§ Action item
Whenever a line below mentions the word "charging", that line should be copied.

################

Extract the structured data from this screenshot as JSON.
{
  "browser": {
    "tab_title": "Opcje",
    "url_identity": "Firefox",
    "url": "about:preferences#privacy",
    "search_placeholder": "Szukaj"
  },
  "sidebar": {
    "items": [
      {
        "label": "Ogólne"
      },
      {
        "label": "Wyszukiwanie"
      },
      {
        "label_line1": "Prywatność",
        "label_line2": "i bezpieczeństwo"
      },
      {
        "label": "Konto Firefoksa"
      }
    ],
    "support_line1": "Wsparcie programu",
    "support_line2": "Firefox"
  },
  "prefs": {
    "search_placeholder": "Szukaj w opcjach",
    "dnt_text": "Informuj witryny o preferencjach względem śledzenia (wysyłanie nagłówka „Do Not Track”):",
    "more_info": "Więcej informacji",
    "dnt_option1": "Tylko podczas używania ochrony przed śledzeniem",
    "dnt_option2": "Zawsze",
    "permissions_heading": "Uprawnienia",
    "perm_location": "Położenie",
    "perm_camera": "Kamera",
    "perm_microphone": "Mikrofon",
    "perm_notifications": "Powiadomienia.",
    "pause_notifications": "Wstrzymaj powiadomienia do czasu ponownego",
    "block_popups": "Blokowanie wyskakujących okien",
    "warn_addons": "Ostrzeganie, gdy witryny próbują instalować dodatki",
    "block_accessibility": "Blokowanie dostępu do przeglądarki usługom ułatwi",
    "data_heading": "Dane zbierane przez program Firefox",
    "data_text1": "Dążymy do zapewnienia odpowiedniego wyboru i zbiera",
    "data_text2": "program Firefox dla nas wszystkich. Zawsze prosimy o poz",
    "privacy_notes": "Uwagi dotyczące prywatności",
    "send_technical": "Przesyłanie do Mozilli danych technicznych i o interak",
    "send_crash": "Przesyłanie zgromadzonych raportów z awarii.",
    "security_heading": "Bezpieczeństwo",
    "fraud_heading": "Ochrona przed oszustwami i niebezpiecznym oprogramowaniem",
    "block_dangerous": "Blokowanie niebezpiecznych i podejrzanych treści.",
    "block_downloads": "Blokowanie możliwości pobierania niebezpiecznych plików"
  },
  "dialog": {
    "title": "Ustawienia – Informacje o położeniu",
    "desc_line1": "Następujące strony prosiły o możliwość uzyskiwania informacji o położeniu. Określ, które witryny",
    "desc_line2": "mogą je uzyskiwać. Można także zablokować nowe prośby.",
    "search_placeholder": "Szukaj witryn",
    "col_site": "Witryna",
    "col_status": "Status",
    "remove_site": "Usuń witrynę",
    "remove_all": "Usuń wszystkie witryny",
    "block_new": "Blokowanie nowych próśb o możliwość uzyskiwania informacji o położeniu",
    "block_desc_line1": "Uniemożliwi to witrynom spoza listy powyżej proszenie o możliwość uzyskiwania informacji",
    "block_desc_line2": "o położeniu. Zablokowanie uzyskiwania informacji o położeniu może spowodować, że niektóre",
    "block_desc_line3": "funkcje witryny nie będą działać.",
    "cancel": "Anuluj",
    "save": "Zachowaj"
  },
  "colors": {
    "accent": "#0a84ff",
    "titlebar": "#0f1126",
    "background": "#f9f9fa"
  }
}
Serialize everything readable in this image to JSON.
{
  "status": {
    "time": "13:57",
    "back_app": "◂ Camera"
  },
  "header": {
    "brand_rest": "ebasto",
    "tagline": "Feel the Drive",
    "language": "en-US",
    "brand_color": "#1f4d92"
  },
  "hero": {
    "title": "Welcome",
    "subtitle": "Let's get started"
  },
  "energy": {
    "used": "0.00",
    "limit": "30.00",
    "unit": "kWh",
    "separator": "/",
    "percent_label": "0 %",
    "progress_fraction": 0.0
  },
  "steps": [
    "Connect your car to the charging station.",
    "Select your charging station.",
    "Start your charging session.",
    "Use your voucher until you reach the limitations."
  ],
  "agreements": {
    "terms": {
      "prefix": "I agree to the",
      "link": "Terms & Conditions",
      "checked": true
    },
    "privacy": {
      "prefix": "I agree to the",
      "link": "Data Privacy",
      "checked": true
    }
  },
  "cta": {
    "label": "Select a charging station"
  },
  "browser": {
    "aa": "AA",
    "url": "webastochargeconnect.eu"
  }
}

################

§ Answer to the exercise
    "Connect your car to the charging station.",
    "Select your charging station.",
    "Start your charging session.",
    "label": "Select a charging station"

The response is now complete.